Problem to work on: Every single entry below should be reproduced verbatim.

START Task inputs

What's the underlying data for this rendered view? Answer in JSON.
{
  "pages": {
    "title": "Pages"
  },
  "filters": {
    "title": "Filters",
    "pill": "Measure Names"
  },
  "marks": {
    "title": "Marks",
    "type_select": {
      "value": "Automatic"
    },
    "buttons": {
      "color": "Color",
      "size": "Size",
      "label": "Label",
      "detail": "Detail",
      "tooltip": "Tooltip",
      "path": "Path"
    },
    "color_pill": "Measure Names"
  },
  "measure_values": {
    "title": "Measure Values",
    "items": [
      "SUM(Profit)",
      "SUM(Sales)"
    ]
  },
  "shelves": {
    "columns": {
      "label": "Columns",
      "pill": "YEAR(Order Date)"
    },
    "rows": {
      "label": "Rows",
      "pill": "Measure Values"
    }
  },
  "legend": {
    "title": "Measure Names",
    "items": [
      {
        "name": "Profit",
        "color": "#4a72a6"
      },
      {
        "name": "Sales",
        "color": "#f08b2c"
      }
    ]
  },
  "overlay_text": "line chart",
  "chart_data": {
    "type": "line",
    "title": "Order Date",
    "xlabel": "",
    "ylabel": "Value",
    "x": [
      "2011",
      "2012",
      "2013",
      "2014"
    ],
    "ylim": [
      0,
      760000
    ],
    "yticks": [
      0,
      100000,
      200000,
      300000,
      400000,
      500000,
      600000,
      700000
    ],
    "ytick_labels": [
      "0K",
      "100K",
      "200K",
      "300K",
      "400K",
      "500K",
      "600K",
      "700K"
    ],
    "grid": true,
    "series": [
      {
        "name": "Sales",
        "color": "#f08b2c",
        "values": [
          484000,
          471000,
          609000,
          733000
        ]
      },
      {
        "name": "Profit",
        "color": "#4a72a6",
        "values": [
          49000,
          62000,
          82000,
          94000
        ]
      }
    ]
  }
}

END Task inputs

Solution:
What's the underlying data for this rendered view? Answer in JSON.
{
  "pages": {
    "title": "Pages"
  },
  "filters": {
    "title": "Filters",
    "pill": "Measure Names"
  },
  "marks": {
    "title": "Marks",
    "type_select": {
      "value": "Automatic"
    },
    "buttons": {
      "color": "Color",
      "size": "Size",
      "label": "Label",
      "detail": "Detail",
      "tooltip": "Tooltip",
      "path": "Path"
    },
    "color_pill": "Measure Names"
  },
  "measure_values": {
    "title": "Measure Values",
    "items": [
      "SUM(Profit)",
      "SUM(Sales)"
    ]
  },
  "shelves": {
    "columns": {
      "label": "Columns",
      "pill": "YEAR(Order Date)"
    },
    "rows": {
      "label": "Rows",
      "pill": "Measure Values"
    }
  },
  "legend": {
    "title": "Measure Names",
    "items": [
      {
        "name": "Profit",
        "color": "#4a72a6"
      },
      {
        "name": "Sales",
        "color": "#f08b2c"
      }
    ]
  },
  "overlay_text": "line chart",
  "chart_data": {
    "type": "line",
    "title": "Order Date",
    "xlabel": "",
    "ylabel": "Value",
    "x": [
      "2011",
      "2012",
      "2013",
      "2014"
    ],
    "ylim": [
      0,
      760000
    ],
    "yticks": [
      0,
      100000,
      200000,
      300000,
      400000,
      500000,
      600000,
      700000
    ],
    "ytick_labels": [
      "0K",
      "100K",
      "200K",
      "300K",
      "400K",
      "500K",
      "600K",
      "700K"
    ],
    "grid": true,
    "series": [
      {
        "name": "Sales",
        "color": "#f08b2c",
        "values": [
          484000,
          471000,
          609000,
          733000
        ]
      },
      {
        "name": "Profit",
        "color": "#4a72a6",
        "values": [
          49000,
          62000,
          82000,
          94000
        ]
      }
    ]
  }
}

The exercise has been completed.